Transition into Adulthood
Coming-of-Age films fall into a genre of films with plots revolving around a young person’s transition into adulthood. Essentially, it’s all about growing up and self-realization, a concept that can be illustrated through a powerful dream (The Wizard of Oz) or self-discovery among young adults (The Blue Lagoon). Most films within this genre portray an endearing transition from childhood into a world where grown-up decisions need to be made, with the Harry Potter series serving as a perfect example.
The values associated with Coming-of-Age movies may include some sense of moral responsibility that comes with developing an awareness of romantic feelings. Some movies, like Father of the Bride, carry these moral values through so-called conventional steps of adulthood, in this case getting married and, in the sequel, having children.
Humor is often used to deal with the sense of having more freedom to make decisions that comes with growing up, even if it’s decisions that turn out not to be all that well thought out. For instance, Ferris Bueller’s Day Off tells the tale of a kid who uses his wits to skip school, doing his best to keep his parents and other authority figures clueless in the process. There’s usually some lesson concerning the concept of right and wrong, typically illustrated through a course of events that involves things going horribly – or humorously – array before some sort of resolution occurs.

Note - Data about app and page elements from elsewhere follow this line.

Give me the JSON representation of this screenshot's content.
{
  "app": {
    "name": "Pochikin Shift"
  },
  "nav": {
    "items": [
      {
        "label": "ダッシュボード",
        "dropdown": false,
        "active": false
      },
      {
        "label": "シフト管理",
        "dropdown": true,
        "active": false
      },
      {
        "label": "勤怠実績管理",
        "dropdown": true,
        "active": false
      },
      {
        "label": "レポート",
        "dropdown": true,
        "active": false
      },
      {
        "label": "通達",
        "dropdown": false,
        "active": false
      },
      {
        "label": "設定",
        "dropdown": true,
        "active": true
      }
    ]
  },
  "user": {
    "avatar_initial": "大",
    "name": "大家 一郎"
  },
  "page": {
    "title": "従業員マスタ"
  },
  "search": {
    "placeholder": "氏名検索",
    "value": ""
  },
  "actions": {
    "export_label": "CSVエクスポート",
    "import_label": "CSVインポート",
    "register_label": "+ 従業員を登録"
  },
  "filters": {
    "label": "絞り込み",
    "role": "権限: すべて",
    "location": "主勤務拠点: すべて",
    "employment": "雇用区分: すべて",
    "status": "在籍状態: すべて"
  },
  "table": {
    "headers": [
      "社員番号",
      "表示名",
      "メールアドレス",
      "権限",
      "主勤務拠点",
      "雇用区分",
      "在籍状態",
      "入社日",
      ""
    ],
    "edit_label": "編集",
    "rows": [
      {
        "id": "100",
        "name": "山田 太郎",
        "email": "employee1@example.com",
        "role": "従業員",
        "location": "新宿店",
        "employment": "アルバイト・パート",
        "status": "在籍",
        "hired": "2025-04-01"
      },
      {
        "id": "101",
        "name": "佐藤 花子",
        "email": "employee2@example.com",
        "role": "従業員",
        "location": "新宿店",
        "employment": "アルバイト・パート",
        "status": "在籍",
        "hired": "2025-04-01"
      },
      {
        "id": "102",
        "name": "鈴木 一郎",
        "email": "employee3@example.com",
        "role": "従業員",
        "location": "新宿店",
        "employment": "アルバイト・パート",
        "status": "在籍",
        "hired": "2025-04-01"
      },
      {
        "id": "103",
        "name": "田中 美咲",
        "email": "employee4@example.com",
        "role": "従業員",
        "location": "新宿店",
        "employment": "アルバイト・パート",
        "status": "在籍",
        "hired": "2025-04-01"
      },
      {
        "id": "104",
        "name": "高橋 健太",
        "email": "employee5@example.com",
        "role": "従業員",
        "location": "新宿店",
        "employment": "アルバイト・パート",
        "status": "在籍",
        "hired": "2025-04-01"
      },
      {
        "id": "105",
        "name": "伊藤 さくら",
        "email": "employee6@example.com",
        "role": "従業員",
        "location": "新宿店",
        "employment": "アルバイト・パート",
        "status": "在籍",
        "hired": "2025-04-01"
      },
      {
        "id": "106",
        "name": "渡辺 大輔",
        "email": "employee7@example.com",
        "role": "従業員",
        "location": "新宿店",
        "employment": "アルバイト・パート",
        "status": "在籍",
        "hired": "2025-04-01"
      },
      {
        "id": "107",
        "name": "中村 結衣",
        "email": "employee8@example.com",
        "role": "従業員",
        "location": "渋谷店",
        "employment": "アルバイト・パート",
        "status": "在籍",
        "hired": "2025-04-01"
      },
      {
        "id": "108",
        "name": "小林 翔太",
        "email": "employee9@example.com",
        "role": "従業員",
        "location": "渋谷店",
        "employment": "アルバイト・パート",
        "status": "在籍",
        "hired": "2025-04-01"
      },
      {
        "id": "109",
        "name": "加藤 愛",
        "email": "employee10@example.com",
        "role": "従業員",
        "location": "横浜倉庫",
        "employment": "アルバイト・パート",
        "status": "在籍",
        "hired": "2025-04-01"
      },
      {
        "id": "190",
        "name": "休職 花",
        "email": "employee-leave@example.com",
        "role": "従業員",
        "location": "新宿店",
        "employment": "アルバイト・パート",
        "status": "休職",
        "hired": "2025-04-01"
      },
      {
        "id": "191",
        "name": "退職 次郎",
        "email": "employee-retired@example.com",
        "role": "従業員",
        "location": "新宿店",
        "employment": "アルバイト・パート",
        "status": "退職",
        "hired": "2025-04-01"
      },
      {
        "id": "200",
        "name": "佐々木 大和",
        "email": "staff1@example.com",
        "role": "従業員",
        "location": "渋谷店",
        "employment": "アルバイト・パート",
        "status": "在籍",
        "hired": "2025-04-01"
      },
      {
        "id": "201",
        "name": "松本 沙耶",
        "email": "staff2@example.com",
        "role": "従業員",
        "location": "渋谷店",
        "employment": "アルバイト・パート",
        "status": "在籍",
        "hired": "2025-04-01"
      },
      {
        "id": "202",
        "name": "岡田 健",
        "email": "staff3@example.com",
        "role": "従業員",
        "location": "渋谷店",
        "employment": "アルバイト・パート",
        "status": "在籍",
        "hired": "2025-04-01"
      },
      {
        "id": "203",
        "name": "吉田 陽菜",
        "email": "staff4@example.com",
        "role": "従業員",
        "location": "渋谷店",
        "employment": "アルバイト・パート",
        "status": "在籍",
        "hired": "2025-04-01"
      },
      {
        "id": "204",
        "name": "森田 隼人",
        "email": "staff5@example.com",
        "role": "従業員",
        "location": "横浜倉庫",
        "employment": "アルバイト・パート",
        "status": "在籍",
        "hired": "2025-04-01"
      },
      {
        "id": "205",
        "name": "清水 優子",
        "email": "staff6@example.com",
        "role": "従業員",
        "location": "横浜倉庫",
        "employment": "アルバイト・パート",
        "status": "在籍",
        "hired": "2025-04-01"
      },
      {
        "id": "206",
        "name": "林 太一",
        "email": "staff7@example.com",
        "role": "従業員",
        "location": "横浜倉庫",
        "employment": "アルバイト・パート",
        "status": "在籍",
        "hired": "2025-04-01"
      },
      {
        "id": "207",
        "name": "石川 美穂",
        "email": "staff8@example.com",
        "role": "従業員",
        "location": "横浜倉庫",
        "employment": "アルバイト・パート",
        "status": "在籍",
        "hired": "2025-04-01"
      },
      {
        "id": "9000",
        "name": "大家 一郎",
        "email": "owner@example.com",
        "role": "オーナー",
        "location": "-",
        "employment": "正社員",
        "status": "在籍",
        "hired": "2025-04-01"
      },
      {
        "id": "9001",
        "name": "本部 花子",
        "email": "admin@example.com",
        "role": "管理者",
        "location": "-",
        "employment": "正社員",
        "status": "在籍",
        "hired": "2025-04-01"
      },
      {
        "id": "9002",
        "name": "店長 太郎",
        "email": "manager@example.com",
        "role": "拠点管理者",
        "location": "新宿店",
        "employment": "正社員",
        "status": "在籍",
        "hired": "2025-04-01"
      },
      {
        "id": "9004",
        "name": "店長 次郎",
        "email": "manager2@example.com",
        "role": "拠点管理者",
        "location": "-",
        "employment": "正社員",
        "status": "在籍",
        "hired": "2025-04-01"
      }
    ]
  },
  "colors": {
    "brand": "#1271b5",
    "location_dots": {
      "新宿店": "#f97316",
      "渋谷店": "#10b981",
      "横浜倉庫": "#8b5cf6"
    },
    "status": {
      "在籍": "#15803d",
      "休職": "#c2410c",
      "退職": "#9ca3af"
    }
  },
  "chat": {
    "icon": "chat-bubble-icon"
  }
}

Life lessons tend to be another hallmark of Coming-of-Age movies, with a younger person typically learning an important lesson from a parent or other influential adult, as with The Karate Kid movies. In some cases, important realizations about life come from self-reflection that’s spurred by making mistakes and learning from them or simply engaging in a discussion that includes some type of self-awareness. The Breakfast Club (which celebrated its 30th birthday this week) is about a group of kids from different walks of life spending a Saturday in detention, and is a perfect example of this type of Coming-of-Age film. Movies like Less Than Zero (about drug use) dig a little deeper by presenting a moral lesson by showing the consequences of living a certain lifestyle.
The process of transitioning from childhood to adulthood is, by nature, something that takes place over time through a series of events spread out over time. However, any major life lesson can be considered a Coming-of-Age moment, with a particular moment being the main focus of a movie. With Bambi, for example, the death of the young deer’s mother provides an introduction to a world that’s not always safe and sheltered. Forrest Gump, on the other hand, is an example of how values can be learned from the process of growing up and experiencing new things over time.
A new sense of purpose
Coming-of-Age movies tend to address different audiences with themes appropriate for a particular age group. The ultimate value of Coming-of-Age cinema is to tap into common emotions and provide a clear example of life decisions that can either turn out to be wondrous discoveries or life-changing events that can offer a different perspective or a new sense of purpose.
Read more on:
The Benefits of Watching Coming-of-Age Films with Children
Coming-of-Age films – definition
The Role of Nostalgia in Coming-of-Age Movies
The Psychology of the Coming-of-Age Movie